            Foxboro and its often controversial town manager Kevin Paicos are officially parting ways.  This comes as no great surprise to anyone, including Paicos and the Board of Selectmen.  Simply put – it was time.


            But over the last several years Paicos has guided Foxboro through a turbulent and important portion of its long and proud history.  His contributions to the community should not be completely overshadowed by the times he became the issue, as opposed to just working on them.


            Town Manager hirings often reflect the prevailing political mood of the town and the selectmen at the time.  Their selection is also seriously affected by the performance and personality of their immediate predecessor.  When making a change, selectmen tend to compare the potential new appointees to who they are replacing.  They look to expand on the traits they like and reverse the ones they don’t.


            Paicos was hired to replace Andrew Gala, a reserved and unpretentious leader who was at the helm for some thirty years.  At the time of Paicos’s appointment, it was generally assumed selectmen were looking for a more aggressive manager, someone with experience at helping towns grow.


            They certainly got that in Paicos, who was town administrator in Easton for 15 years before leaving after some particularly nasty political battles with selectmen and town activists.  He was about as far removed in style from Gala as you could get, while his management technique was much more “hands on” than the former chief executive.  It was believed by many at the time – your truly included – this was an excellent choice and would help give Foxboro’s town government more and better structure.


            And in many ways, it was and it did.  Paicos helped make some necessary changes in Foxboro.  He created some badly needed professional positions and brought some highly skilled (and highly paid by local standards) personnel to fill them.  He modernized many of the procedures in town hall.  He better centralized purchasing and made it more efficient.  He reorganized some of the duties and responsibilities of existing personnel.  He helped lower health insurance costs and pushed an unpopular meals tax the town needed to implement. 


            You can’t do all that without ruffling a few feathers, but Paicos seemed more intent on plucking the whole bird.  He often projected the attitude he was always right, and others needed to be helped to understand that inescapable fact.  Some of the very same attributes that make him a strong executive manager also make him difficult to deal with on a political basis.  And in local government, politics is no small thing.


Paicos tended to talk down occasionally to his selectmen.  He was known to do things he knew they did not favor, and deal with the consequences afterwards.  He was sometimes short with citizens who disagreed with him.  He injected his own personal opinions into situations where they were neither relevant nor necessary, such as the debate over the casino issue.  He used the media as a tool to achieve his personal and professional objectives.


He also seemed to enjoy antagonizing the town’s largest source of taxpayer revenue, as evidenced by his needless battles with the Kraft Group.  His comments to the Boston Globe saying “I’m standing up for a town called Foxboro, not Kraftsville” were unprofessional and designed to protect his job, not the community he was serving.  You won’t see any sign of it publicly, but you can bet there will be smiles around Gillette Stadium when Paicos vacates his office.
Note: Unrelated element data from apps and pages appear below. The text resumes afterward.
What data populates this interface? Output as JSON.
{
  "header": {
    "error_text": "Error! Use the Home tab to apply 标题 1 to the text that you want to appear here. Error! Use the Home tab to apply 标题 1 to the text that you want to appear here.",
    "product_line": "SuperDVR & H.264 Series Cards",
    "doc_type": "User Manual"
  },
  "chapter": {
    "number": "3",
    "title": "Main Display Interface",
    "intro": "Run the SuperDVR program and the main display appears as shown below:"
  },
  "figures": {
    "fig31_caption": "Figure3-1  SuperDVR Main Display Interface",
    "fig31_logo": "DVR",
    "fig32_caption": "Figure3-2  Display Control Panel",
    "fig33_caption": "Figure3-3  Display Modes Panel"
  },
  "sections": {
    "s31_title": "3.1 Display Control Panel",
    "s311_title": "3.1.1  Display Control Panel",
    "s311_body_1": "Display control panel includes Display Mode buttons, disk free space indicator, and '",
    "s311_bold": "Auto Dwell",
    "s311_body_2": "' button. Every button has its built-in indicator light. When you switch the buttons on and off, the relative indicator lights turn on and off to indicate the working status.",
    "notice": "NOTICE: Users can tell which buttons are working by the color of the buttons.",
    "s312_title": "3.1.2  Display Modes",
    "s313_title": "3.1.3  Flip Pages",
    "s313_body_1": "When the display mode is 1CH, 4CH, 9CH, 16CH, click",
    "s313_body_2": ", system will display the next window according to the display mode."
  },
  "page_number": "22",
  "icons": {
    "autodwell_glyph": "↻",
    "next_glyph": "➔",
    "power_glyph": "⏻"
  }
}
 Still, Paicos will be leaving a town in better shape than we he got there.  Some of the things he made happen in Foxboro were unpopular but necessary.  Whoever becomes the next town manager will have the benefit of a solid internal organization and a sound financial situation.
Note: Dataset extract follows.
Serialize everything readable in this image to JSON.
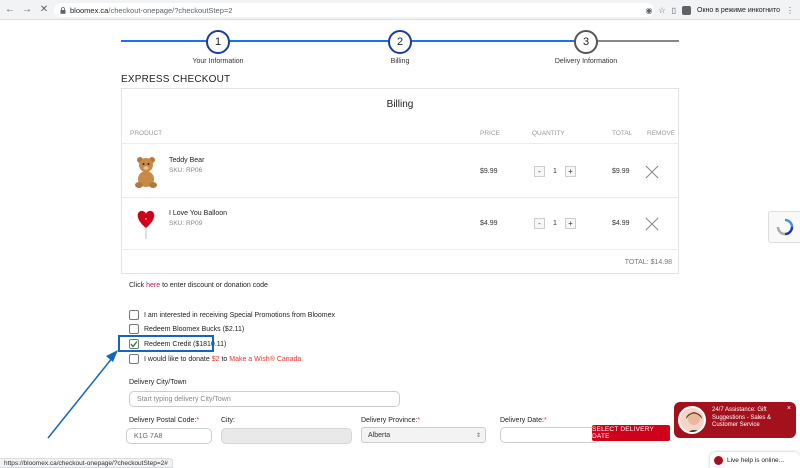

It really didn’t have to end this way, at least not this soon.  But Paicos demonstrated a lack of patience in Foxboro, and seemed to be simply tiring of the politics of his chosen profession.  Make no mistake about it – this was a decision manipulated by Paicos.  In the end, he got what he really wanted.


Now Foxboro must move forward.  The Paicos era is coming to an end.  It was time.


Bill Gouveia is a local columnist and can be emailed at and followed on Twitter at @Billinsidelook.